=== Exercise prompt ===
Extract the lines that carry the string "JSON" from the listing.

^^^^^^^^^^^^^^^^

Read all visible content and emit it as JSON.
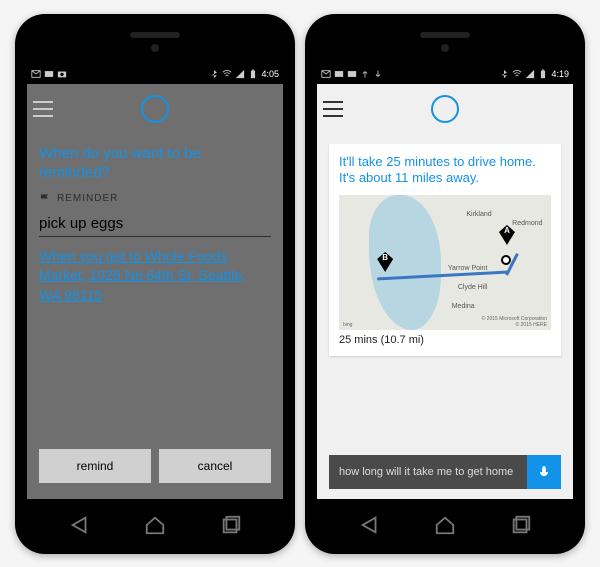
{
  "left": {
    "status": {
      "time": "4:05"
    },
    "prompt": "When do you want to be reminded?",
    "reminder_tag": "REMINDER",
    "task": "pick up eggs",
    "location_link": "When you get to Whole Foods Market, 1026 Ne 64th St, Seattle, WA 98115",
    "buttons": {
      "remind": "remind",
      "cancel": "cancel"
    }
  },
  "right": {
    "status": {
      "time": "4:19"
    },
    "answer": "It'll take 25 minutes to drive home. It's about 11 miles away.",
    "map": {
      "pin_a": "A",
      "pin_b": "B",
      "labels": {
        "kirkland": "Kirkland",
        "redmond": "Redmond",
        "yarrow": "Yarrow Point",
        "clyde": "Clyde Hill",
        "medina": "Medina"
      },
      "bing": "bing",
      "attr1": "© 2015 Microsoft Corporation",
      "attr2": "© 2015 HERE"
    },
    "route_summary": "25 mins (10.7 mi)",
    "input_value": "how long will it take me to get home"
  }
}
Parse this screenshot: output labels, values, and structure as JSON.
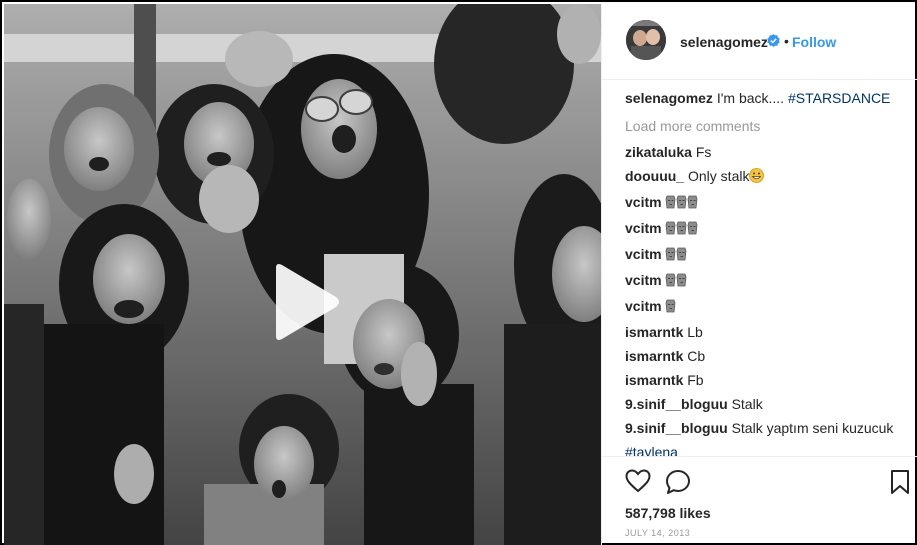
{
  "post": {
    "username": "selenagomez",
    "follow_label": "Follow",
    "separator": "•",
    "load_more": "Load more comments",
    "likes": "587,798 likes",
    "date": "JULY 14, 2013"
  },
  "caption": {
    "user": "selenagomez",
    "text": "I'm back....",
    "hashtag": "#STARSDANCE"
  },
  "comments": [
    {
      "user": "zikataluka",
      "text": "Fs",
      "emoji": "",
      "emoji_count": 0
    },
    {
      "user": "doouuu_",
      "text": "Only stalk",
      "emoji": "grinning-emoji",
      "emoji_count": 1
    },
    {
      "user": "vcitm",
      "text": "",
      "emoji": "moai-emoji",
      "emoji_count": 3
    },
    {
      "user": "vcitm",
      "text": "",
      "emoji": "moai-emoji",
      "emoji_count": 3
    },
    {
      "user": "vcitm",
      "text": "",
      "emoji": "moai-emoji",
      "emoji_count": 2
    },
    {
      "user": "vcitm",
      "text": "",
      "emoji": "moai-emoji",
      "emoji_count": 2
    },
    {
      "user": "vcitm",
      "text": "",
      "emoji": "moai-emoji",
      "emoji_count": 1
    },
    {
      "user": "ismarntk",
      "text": "Lb",
      "emoji": "",
      "emoji_count": 0
    },
    {
      "user": "ismarntk",
      "text": "Cb",
      "emoji": "",
      "emoji_count": 0
    },
    {
      "user": "ismarntk",
      "text": "Fb",
      "emoji": "",
      "emoji_count": 0
    },
    {
      "user": "9.sinif__bloguu",
      "text": "Stalk",
      "emoji": "",
      "emoji_count": 0
    },
    {
      "user": "9.sinif__bloguu",
      "text": "Stalk yaptım seni kuzucuk",
      "emoji": "",
      "emoji_count": 0,
      "hashtag": "#taylena"
    }
  ],
  "icons": {
    "heart": "heart-icon",
    "comment": "comment-icon",
    "bookmark": "bookmark-icon",
    "play": "play-icon",
    "verified": "verified-badge-icon"
  },
  "colors": {
    "link": "#3897f0",
    "hashtag": "#003569",
    "muted": "#999999",
    "text": "#262626"
  }
}
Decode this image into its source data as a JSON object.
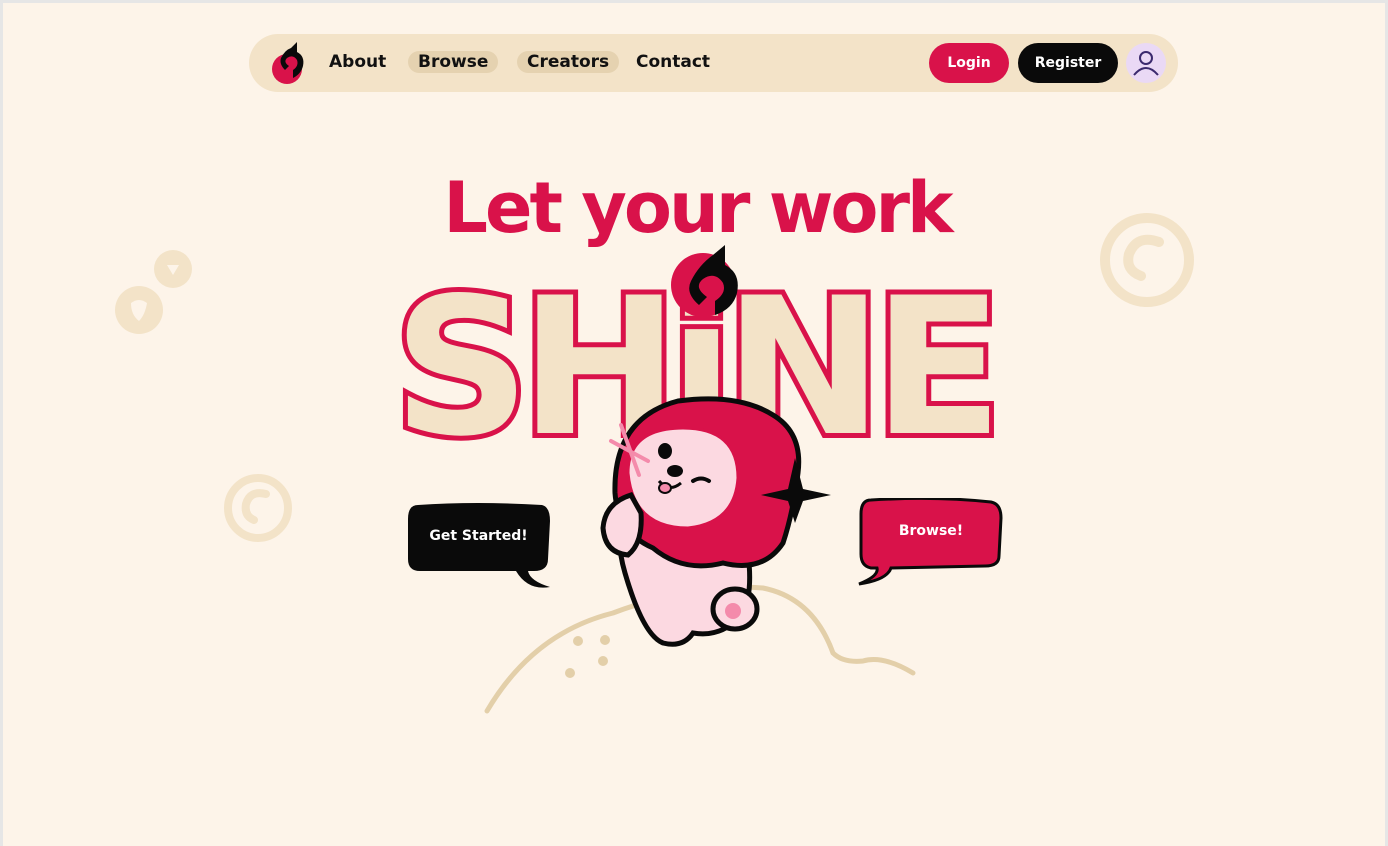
{
  "nav": {
    "links": [
      "About",
      "Browse",
      "Creators",
      "Contact"
    ],
    "login_label": "Login",
    "register_label": "Register"
  },
  "hero": {
    "headline": "Let your work",
    "shine_word": "SHiNE",
    "get_started_label": "Get Started!",
    "browse_label": "Browse!"
  },
  "colors": {
    "background": "#fdf4e9",
    "navbar": "#f3e3c8",
    "accent": "#d9124a",
    "dark": "#0a0a0a",
    "cream": "#f3e3c8"
  },
  "icons": {
    "logo": "creator-logo-icon",
    "user": "user-avatar-icon",
    "copyright": "copyright-circle-icon"
  }
}
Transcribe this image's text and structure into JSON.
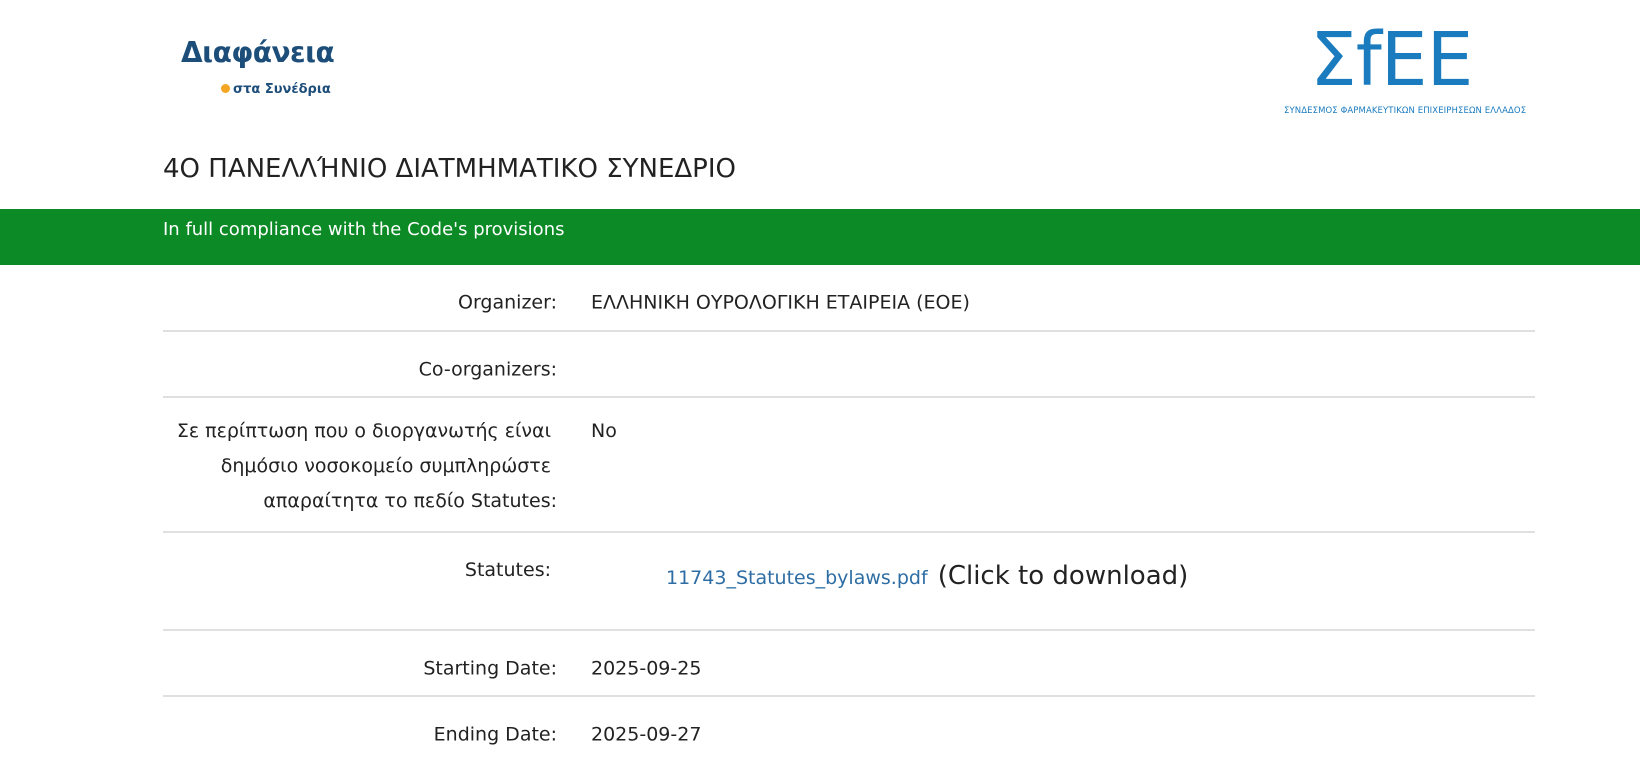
{
  "logos": {
    "left_main": "Διαφάνεια",
    "left_sub": "στα Συνέδρια",
    "right_main": "ΣfΕΕ",
    "right_tagline": "ΣΥΝΔΕΣΜΟΣ ΦΑΡΜΑΚΕΥΤΙΚΩΝ ΕΠΙΧΕΙΡΗΣΕΩΝ ΕΛΛΑΔΟΣ"
  },
  "page": {
    "title": "4Ο ΠΑΝΕΛΛΉΝΙΟ ΔΙΑΤΜΗΜΑΤΙΚΟ ΣΥΝΕΔΡΙΟ",
    "banner": "In full compliance with the Code's provisions",
    "banner_color": "#0b8a25"
  },
  "details": {
    "organizer_label": "Organizer:",
    "organizer_value": "ΕΛΛΗΝΙΚΗ ΟΥΡΟΛΟΓΙΚΗ ΕΤΑΙΡΕΙΑ (ΕΟΕ)",
    "coorganizers_label": "Co-organizers:",
    "coorganizers_value": "",
    "hospital_label_line1": "Σε περίπτωση που ο διοργανωτής είναι",
    "hospital_label_line2": "δημόσιο νοσοκομείο συμπληρώστε",
    "hospital_label_line3": "απαραίτητα το πεδίο Statutes:",
    "hospital_value": "No",
    "statutes_label": "Statutes:",
    "statutes_file": "11743_Statutes_bylaws.pdf",
    "statutes_hint": "(Click to download)",
    "start_label": "Starting Date:",
    "start_value": "2025-09-25",
    "end_label": "Ending Date:",
    "end_value": "2025-09-27"
  }
}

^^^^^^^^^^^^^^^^

=== Solution for this task ===
Read all visible content and emit it as JSON.
Parse this screenshot: output labels, values, and structure as JSON.
Decode this image into its source data as a JSON object.
Transcribe this image's text and structure into JSON.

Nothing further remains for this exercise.